- Ask yourself: What burden(s) am I carrying around that I’ve repressed or not yet dealt with?
- The meaning: Another definition of hamstring is “to damage or ruin the force or effectiveness of someone or something.”
- Think of the phrase: “To get strung up.”
- Ask yourself: Where am I hamstrung or limited in my ability to be effective in life?
- The meaning: Hips have everything to do with flexibility and mobility. The metaphor here is obvious.
- Think of the phrase: “Shoot from the hip.” (As in not thinking something through.)
- Ask yourself: Where in my life am I inflexible?’
- The meaning: Knee injuries are one of the most common sports and fitness injuries. According to Fox News, knee injuries comprise 55% of all sports injuries and approximately a quarter of all problems treated by orthopedic surgeons.5 Of course, we know the knee is the pivotal joint that allows for movement between the femur and the tibia. Metaphysically speaking, knees are similar to the hips. They represent flexibility and the ability to bend in a given set of circumstances.
- Think of the phrase: “To be knee deep in something.”
- Ask yourself: Where am I rigid and unable to bend in my life?
- The meaning: Perhaps the most famous of all body metaphors is the Achilles heel. To look deeper at the meaning of the Achilles, look no further than your own strength. It is sometimes in our greatest strengths where we can expose our greatest weaknesses. For instance, will power is an incredible strength, but can also be a crippling nemesis.
- Think of the phrase: “Achilles heel.”
- Ask Yourself: What is my greatest strength and also my shortcoming?
- The meaning: Physically speaking, it’s difficult to move in life when your feet are injured. Metaphysically speaking, standing with both feet on the ground has everything to do with having a solid foundation.
- Think of the phrase: “Putting the right (or wrong) foot forward.”
- Ask yourself: Where am I not taking the right steps (or where am I taking the wrong steps) in life?
Emotions in Relation to Health
Ask your doctor if they feel that fear, love, anger, and optimism influence your health and wellness and I can guarantee their answer. As studies from prestigious institutions like Harvard, the Mayo Clinic, and the British Heart Foundation (BHF) substantiate, the mind affects the body.3
Injuries must be physically addressed, but in order to truly heal in the long run, we need to acknowledge the role of our emotional construct. The emotional meaning behind an injury might provide insight in to the root of what ails you. Looking at your injury as a metaphor can help you do that. The body serves as wise teacher on our journey to health and wholeness if we listen to it.

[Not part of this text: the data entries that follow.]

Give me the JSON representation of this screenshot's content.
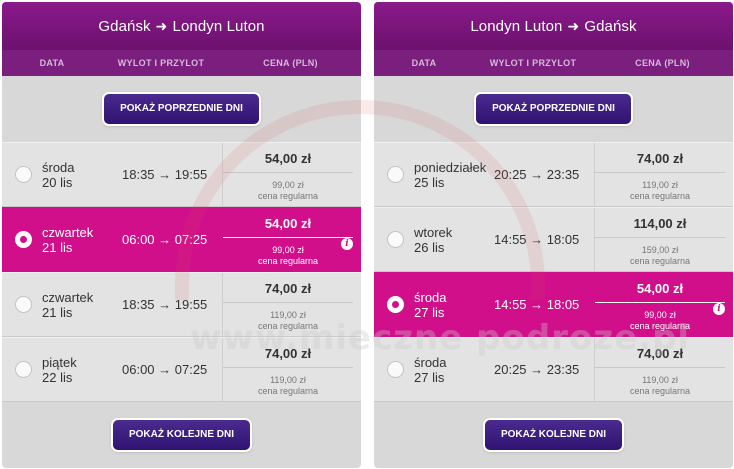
{
  "columns": {
    "date": "DATA",
    "times": "WYLOT I PRZYLOT",
    "price": "CENA (PLN)"
  },
  "buttons": {
    "prev": "POKAŻ POPRZEDNIE DNI",
    "next": "POKAŻ KOLEJNE DNI"
  },
  "regular_label": "cena regularna",
  "watermark": "www.mieczne podroze.pl",
  "colors": {
    "header": "#7a1f7d",
    "selected": "#d10f8a",
    "button": "#3a1c80"
  },
  "outbound": {
    "from": "Gdańsk",
    "to": "Londyn Luton",
    "rows": [
      {
        "day": "środa",
        "date": "20 lis",
        "times": "18:35 → 19:55",
        "price": "54,00 zł",
        "regular": "99,00 zł",
        "selected": false
      },
      {
        "day": "czwartek",
        "date": "21 lis",
        "times": "06:00 → 07:25",
        "price": "54,00 zł",
        "regular": "99,00 zł",
        "selected": true
      },
      {
        "day": "czwartek",
        "date": "21 lis",
        "times": "18:35 → 19:55",
        "price": "74,00 zł",
        "regular": "119,00 zł",
        "selected": false
      },
      {
        "day": "piątek",
        "date": "22 lis",
        "times": "06:00 → 07:25",
        "price": "74,00 zł",
        "regular": "119,00 zł",
        "selected": false
      }
    ]
  },
  "return": {
    "from": "Londyn Luton",
    "to": "Gdańsk",
    "rows": [
      {
        "day": "poniedziałek",
        "date": "25 lis",
        "times": "20:25 → 23:35",
        "price": "74,00 zł",
        "regular": "119,00 zł",
        "selected": false
      },
      {
        "day": "wtorek",
        "date": "26 lis",
        "times": "14:55 → 18:05",
        "price": "114,00 zł",
        "regular": "159,00 zł",
        "selected": false
      },
      {
        "day": "środa",
        "date": "27 lis",
        "times": "14:55 → 18:05",
        "price": "54,00 zł",
        "regular": "99,00 zł",
        "selected": true
      },
      {
        "day": "środa",
        "date": "27 lis",
        "times": "20:25 → 23:35",
        "price": "74,00 zł",
        "regular": "119,00 zł",
        "selected": false
      }
    ]
  }
}
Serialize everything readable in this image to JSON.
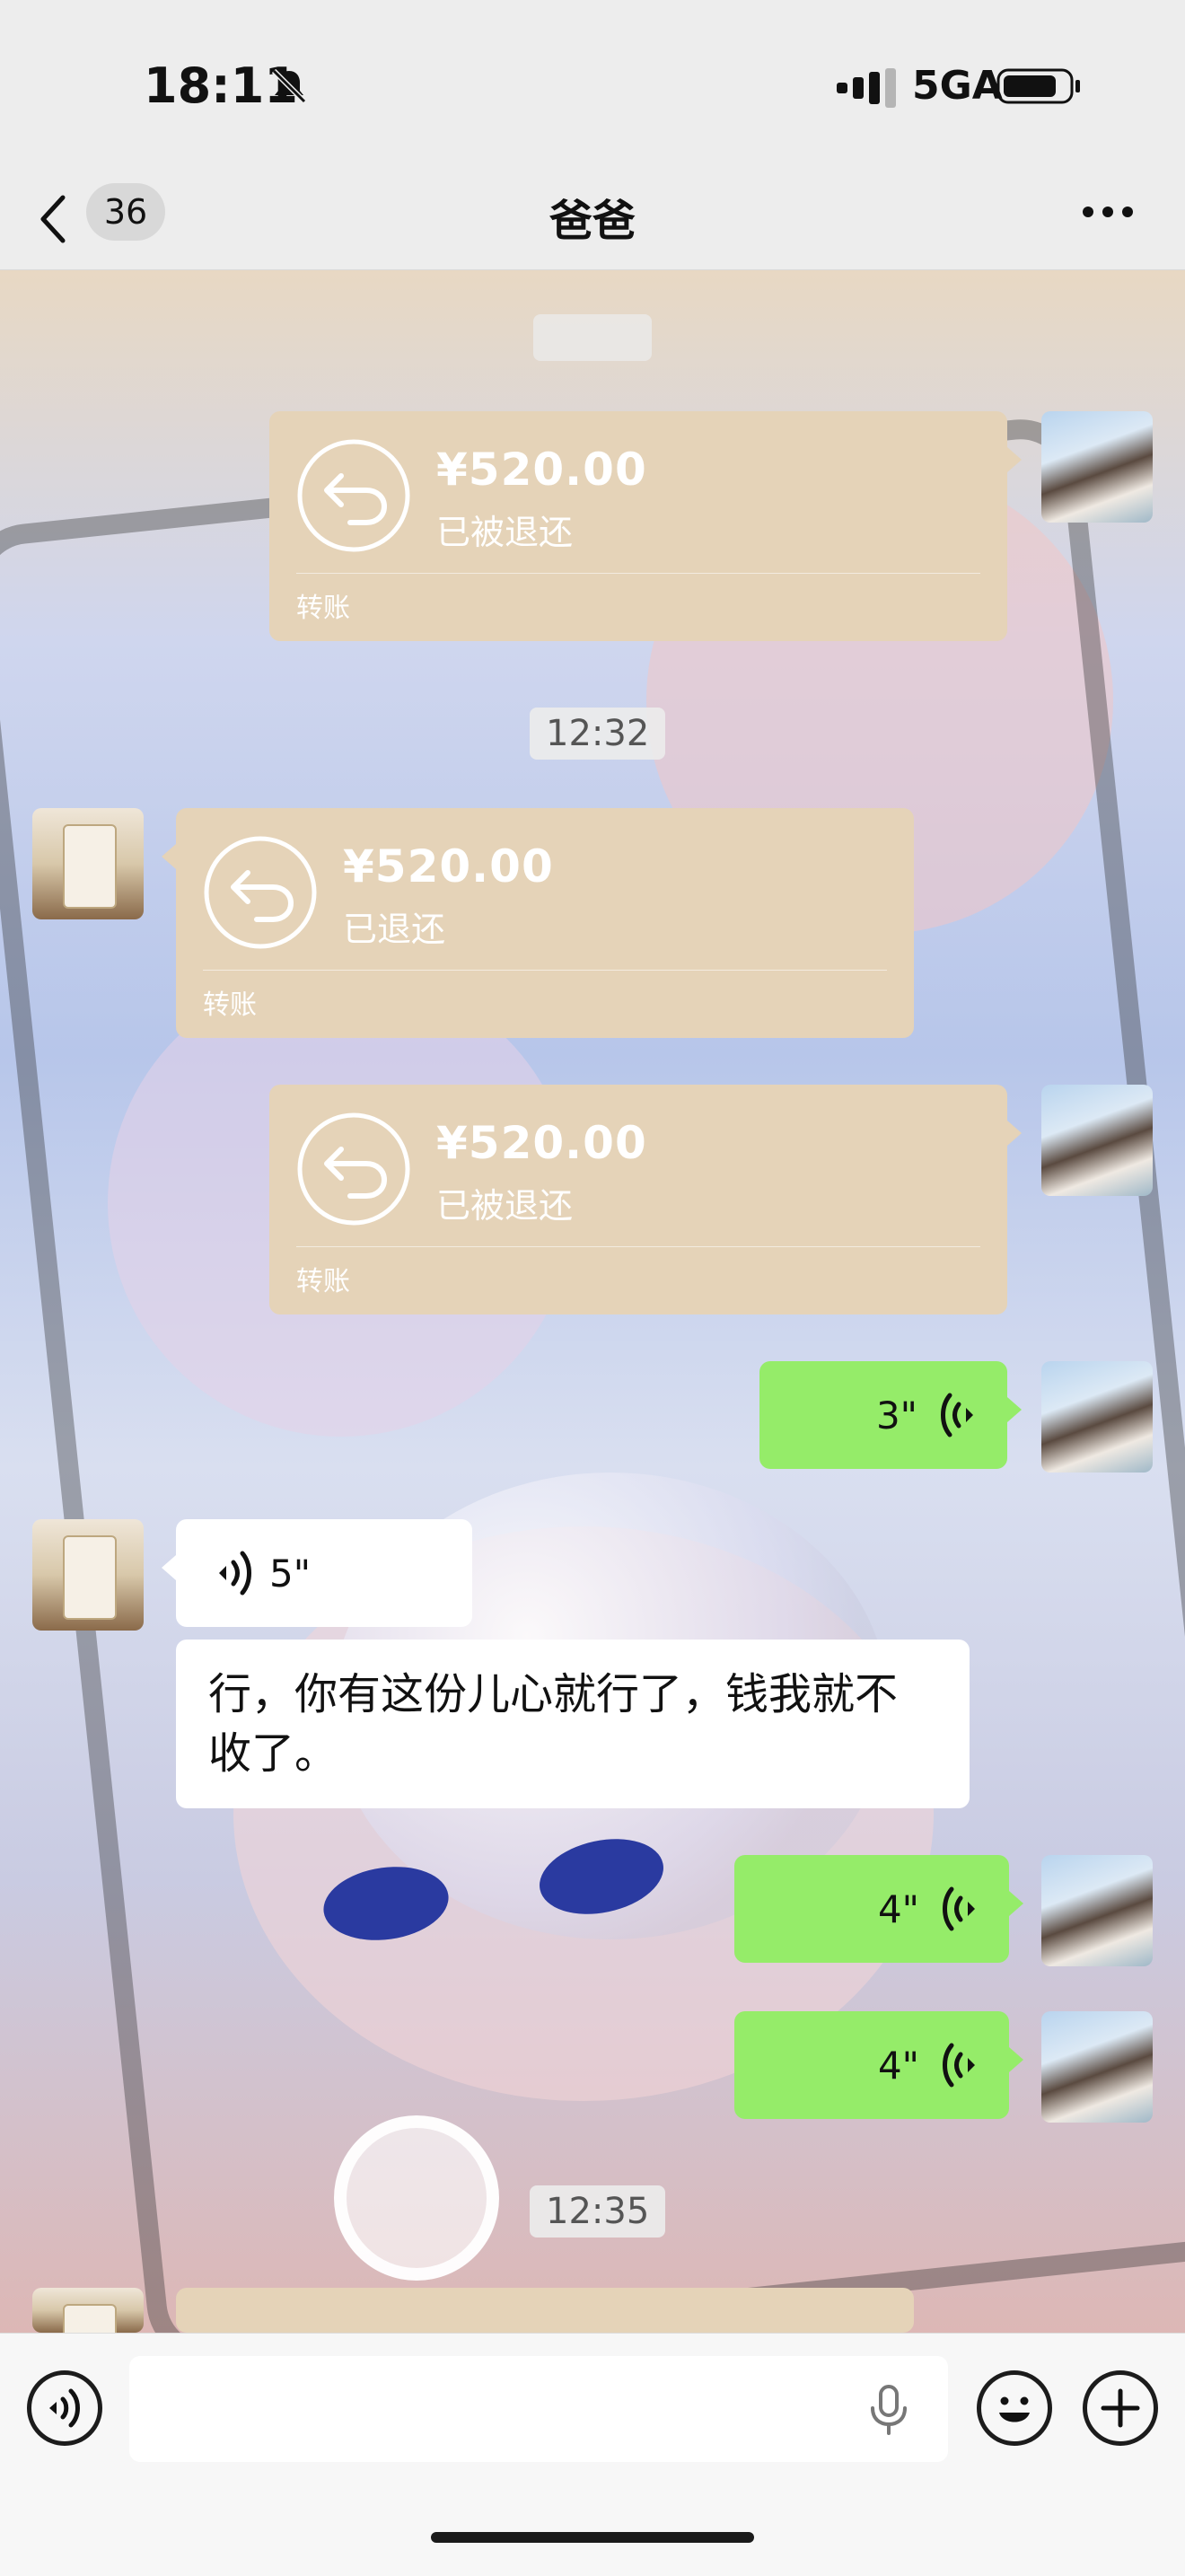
{
  "status_bar": {
    "time": "18:11",
    "network": "5GA",
    "icons": [
      "bell-muted-icon",
      "signal-icon",
      "battery-icon"
    ]
  },
  "header": {
    "unread_count": "36",
    "title": "爸爸",
    "icons": [
      "chevron-left-icon",
      "more-icon"
    ]
  },
  "messages": {
    "transfer_1": {
      "amount": "¥520.00",
      "status": "已被退还",
      "kind": "转账"
    },
    "time_1": "12:32",
    "transfer_2": {
      "amount": "¥520.00",
      "status": "已退还",
      "kind": "转账"
    },
    "transfer_3": {
      "amount": "¥520.00",
      "status": "已被退还",
      "kind": "转账"
    },
    "voice_out_1": "3\"",
    "voice_in_1": "5\"",
    "text_in_1": "行，你有这份儿心就行了，钱我就不收了。",
    "voice_out_2": "4\"",
    "voice_out_3": "4\"",
    "time_2": "12:35"
  },
  "input_bar": {
    "icons": [
      "voice-mode-icon",
      "microphone-icon",
      "emoji-icon",
      "plus-icon"
    ]
  },
  "colors": {
    "transfer_card": "#e5d3b8",
    "outgoing_bubble": "#95ec69",
    "incoming_bubble": "#ffffff",
    "bar_background": "#ededed"
  }
}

More like this:
- 7 Reasons Your Injury Is Not Getting Any Better
- Injury Risk More Closely Related to Sport and Gender Than Fitness Level
- Avoiding Injury: How to Train Safely for Years to Come
- New on Breaking Muscle Today
1. Steptoe, Andrew, “Optimism and Recovery After Acute Coronary Syndrome: A Clinical Cohort Study” Journal of Psychosomatic Medicine April 2015, vol. 77.
2. Kubzansky, Laura D. PhD, “Is the Glass Half Empty or Half Full? A Prospective Study of Optimism and Coronary Heart Disease in the Normative Aging Study“, Journal of Psychosomatic Medicine Nov/Dec 2001.
3. Press Release: “Research suggests optimistic attitude can reduce risk of heart disease in older men“, Harvard School of Public Health, November 2001.
4. Sarno, John E., “Healing Back Pain: The Mind-Body Connection“. Grand Central Publishing, 1991.
5. Sabrina Rogers, “Top 10 Sports Injuries”, Fox News June 19, 2009.
Photo courtesy of Shutterstock.